Two loads-Triton's Quick Shok (QS) 165-grain JHPS and Winchester's Ranger +P 230-grain JHPs-managed to account for at least one 1-inch group. Regardless, however, since this pistol isn't a target rig, the fact that it will routinely put 'em in the middle of a 3-inch target at 25 yards is surely good enough.
By the same token, the hot Triton +P load manages to account for 415 foot-pounds (FP) of instrumental energy, as well. The other three loads generated from 325 to 350 FP of energy. We've run the Triton loads into ballistic gelatin and this load is one impressive load. It's the load we'd stuff this one with for serious work.
Kimber says that this pistol must be broken in and we made no effort to do that. We simply pulled it from the box and began blasting away. The only work stoppages tended to show up when the rig was attempting to chamber round #3 from any of the three supplied magazines, early on.
We don't think this can be taken as criticism, however, because as Kimber predicted, the Ultra Ten II began getting better as things wore on. In fact, the last 20 rounds we ran through it on our dueling tree worked perfectly. We suspect that if this pistol was cleaned, lubricated properly, and well-broken in it would indeed feed and function with any load. Still, as we've said before, if you're using a semi-auto for serious work, you'd be well advised to find a flawless firearm and ammunition combination before you need them.
The Kimber Ultra Ten II is one of the smallest, lightest .45 ACPs in the business and it'll hold 10+1 +P Triton QS rounds in reserve. It'll put this load in the middle of a 3-inch target at 25 yards, to boot. Carrying a suggested retail price of $850, we'd put this rig at the top of our list and, weighing less than 2 pounds loaded, it would carry nicely. For more information about any of the Kimber family look 'em up on the Internet at: www.kimberamerica.com, or you can request a catalog from Kimber America at: One Lawton St., Dept.
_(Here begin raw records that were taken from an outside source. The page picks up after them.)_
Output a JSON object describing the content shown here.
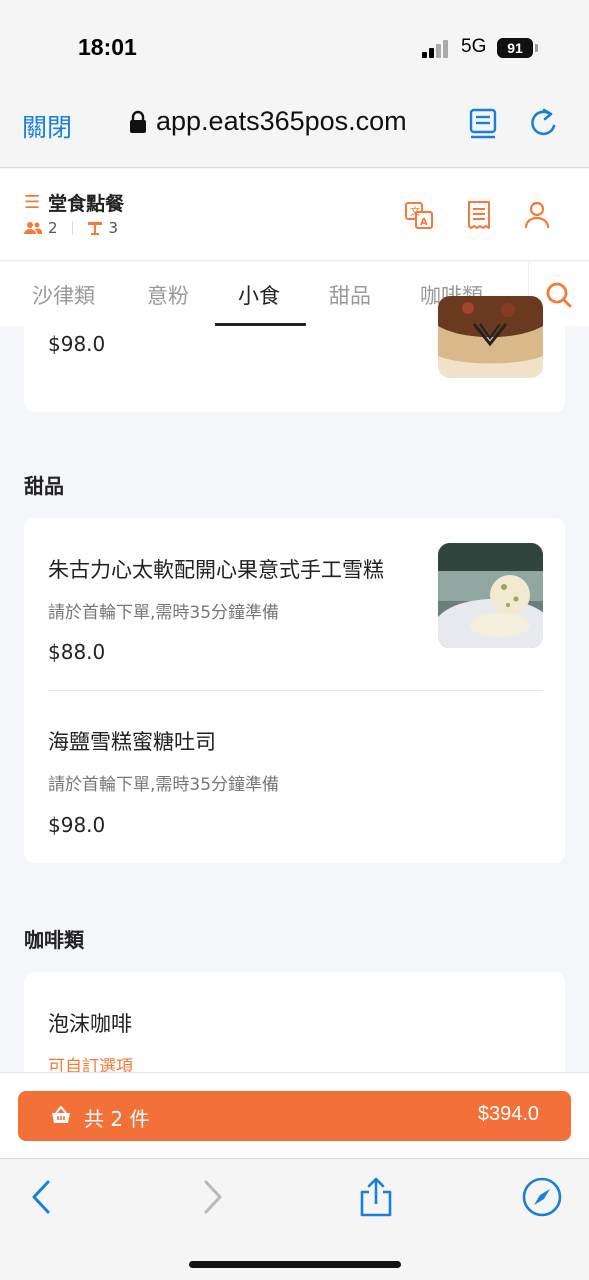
{
  "status": {
    "time": "18:01",
    "network": "5G",
    "battery": "91"
  },
  "browser": {
    "close_label": "關閉",
    "url": "app.eats365pos.com"
  },
  "header": {
    "mode_title": "堂食點餐",
    "guests": "2",
    "table": "3",
    "icons": [
      "translate-icon",
      "receipt-icon",
      "user-icon"
    ]
  },
  "tabs": [
    {
      "label": "沙律類"
    },
    {
      "label": "意粉"
    },
    {
      "label": "小食",
      "active": true
    },
    {
      "label": "甜品"
    },
    {
      "label": "咖啡類"
    }
  ],
  "snacks_partial": {
    "price": "$98.0"
  },
  "desserts": {
    "title": "甜品",
    "items": [
      {
        "name": "朱古力心太軟配開心果意式手工雪糕",
        "note": "請於首輪下單,需時35分鐘準備",
        "price": "$88.0"
      },
      {
        "name": "海鹽雪糕蜜糖吐司",
        "note": "請於首輪下單,需時35分鐘準備",
        "price": "$98.0"
      }
    ]
  },
  "coffee": {
    "title": "咖啡類",
    "items": [
      {
        "name": "泡沫咖啡",
        "option": "可自訂選項"
      }
    ]
  },
  "cart": {
    "count_label": "共 2 件",
    "total": "$394.0"
  },
  "colors": {
    "accent": "#f37139",
    "link": "#1a7fd6",
    "background": "#f4f6f9"
  }
}
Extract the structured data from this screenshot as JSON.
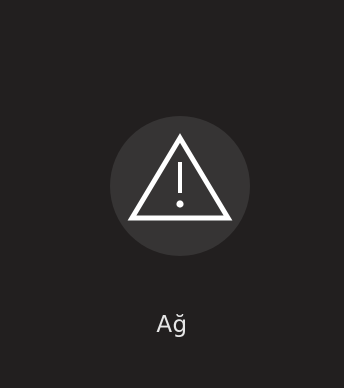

GWK, Yonkers, NY, 10705.
@ 15 Feet
@ 25 Yards
@ 25 Yards
@ 25 Yards
|811/83/20 fps||335.8 FP||2.20"||4.07"||2.90"|
200-grain XTP JHP
|888/86/24 fps||350.1 FP||2.09"||3.14"||2.56"|
|1,068/38/13 fps||415.5 FP||1.09"||3.41"||2.46"|
|798/63/18 fps||325.2 FP||1.28"||4.56"||2.93"|